» Source information

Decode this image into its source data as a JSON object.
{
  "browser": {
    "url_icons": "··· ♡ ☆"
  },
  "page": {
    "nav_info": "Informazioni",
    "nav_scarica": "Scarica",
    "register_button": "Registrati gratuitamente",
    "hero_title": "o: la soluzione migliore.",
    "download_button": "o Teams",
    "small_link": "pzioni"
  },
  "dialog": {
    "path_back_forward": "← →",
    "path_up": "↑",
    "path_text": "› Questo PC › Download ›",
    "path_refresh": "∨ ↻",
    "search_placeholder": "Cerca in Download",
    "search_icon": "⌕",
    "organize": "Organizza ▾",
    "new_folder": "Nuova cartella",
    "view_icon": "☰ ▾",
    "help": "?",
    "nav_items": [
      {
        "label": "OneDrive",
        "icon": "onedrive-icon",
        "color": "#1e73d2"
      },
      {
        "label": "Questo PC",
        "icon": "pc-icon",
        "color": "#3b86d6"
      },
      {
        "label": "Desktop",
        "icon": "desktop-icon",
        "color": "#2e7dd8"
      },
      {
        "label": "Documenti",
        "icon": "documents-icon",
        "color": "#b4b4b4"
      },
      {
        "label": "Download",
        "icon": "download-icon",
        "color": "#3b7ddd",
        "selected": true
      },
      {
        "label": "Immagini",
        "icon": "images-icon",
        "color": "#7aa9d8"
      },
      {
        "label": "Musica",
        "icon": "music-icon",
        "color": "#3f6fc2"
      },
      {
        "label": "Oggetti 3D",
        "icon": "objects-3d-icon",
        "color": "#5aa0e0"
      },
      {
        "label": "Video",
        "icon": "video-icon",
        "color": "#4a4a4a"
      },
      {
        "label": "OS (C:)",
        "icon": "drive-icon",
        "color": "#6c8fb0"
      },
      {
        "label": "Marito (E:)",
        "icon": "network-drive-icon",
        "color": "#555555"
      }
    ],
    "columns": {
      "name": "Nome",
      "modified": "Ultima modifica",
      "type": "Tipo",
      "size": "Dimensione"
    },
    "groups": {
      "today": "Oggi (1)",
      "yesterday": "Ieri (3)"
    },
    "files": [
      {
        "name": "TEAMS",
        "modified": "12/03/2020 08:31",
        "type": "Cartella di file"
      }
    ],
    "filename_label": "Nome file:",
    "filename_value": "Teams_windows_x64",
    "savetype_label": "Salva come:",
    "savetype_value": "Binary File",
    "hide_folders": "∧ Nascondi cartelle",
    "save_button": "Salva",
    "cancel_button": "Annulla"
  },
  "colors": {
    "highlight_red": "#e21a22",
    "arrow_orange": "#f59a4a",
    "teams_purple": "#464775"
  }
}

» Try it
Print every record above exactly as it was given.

» Completed task
Decode this image into its source data as a JSON object.
{
  "browser": {
    "url_icons": "··· ♡ ☆"
  },
  "page": {
    "nav_info": "Informazioni",
    "nav_scarica": "Scarica",
    "register_button": "Registrati gratuitamente",
    "hero_title": "o: la soluzione migliore.",
    "download_button": "o Teams",
    "small_link": "pzioni"
  },
  "dialog": {
    "path_back_forward": "← →",
    "path_up": "↑",
    "path_text": "› Questo PC › Download ›",
    "path_refresh": "∨ ↻",
    "search_placeholder": "Cerca in Download",
    "search_icon": "⌕",
    "organize": "Organizza ▾",
    "new_folder": "Nuova cartella",
    "view_icon": "☰ ▾",
    "help": "?",
    "nav_items": [
      {
        "label": "OneDrive",
        "icon": "onedrive-icon",
        "color": "#1e73d2"
      },
      {
        "label": "Questo PC",
        "icon": "pc-icon",
        "color": "#3b86d6"
      },
      {
        "label": "Desktop",
        "icon": "desktop-icon",
        "color": "#2e7dd8"
      },
      {
        "label": "Documenti",
        "icon": "documents-icon",
        "color": "#b4b4b4"
      },
      {
        "label": "Download",
        "icon": "download-icon",
        "color": "#3b7ddd",
        "selected": true
      },
      {
        "label": "Immagini",
        "icon": "images-icon",
        "color": "#7aa9d8"
      },
      {
        "label": "Musica",
        "icon": "music-icon",
        "color": "#3f6fc2"
      },
      {
        "label": "Oggetti 3D",
        "icon": "objects-3d-icon",
        "color": "#5aa0e0"
      },
      {
        "label": "Video",
        "icon": "video-icon",
        "color": "#4a4a4a"
      },
      {
        "label": "OS (C:)",
        "icon": "drive-icon",
        "color": "#6c8fb0"
      },
      {
        "label": "Marito (E:)",
        "icon": "network-drive-icon",
        "color": "#555555"
      }
    ],
    "columns": {
      "name": "Nome",
      "modified": "Ultima modifica",
      "type": "Tipo",
      "size": "Dimensione"
    },
    "groups": {
      "today": "Oggi (1)",
      "yesterday": "Ieri (3)"
    },
    "files": [
      {
        "name": "TEAMS",
        "modified": "12/03/2020 08:31",
        "type": "Cartella di file"
      }
    ],
    "filename_label": "Nome file:",
    "filename_value": "Teams_windows_x64",
    "savetype_label": "Salva come:",
    "savetype_value": "Binary File",
    "hide_folders": "∧ Nascondi cartelle",
    "save_button": "Salva",
    "cancel_button": "Annulla"
  },
  "colors": {
    "highlight_red": "#e21a22",
    "arrow_orange": "#f59a4a",
    "teams_purple": "#464775"
  }
}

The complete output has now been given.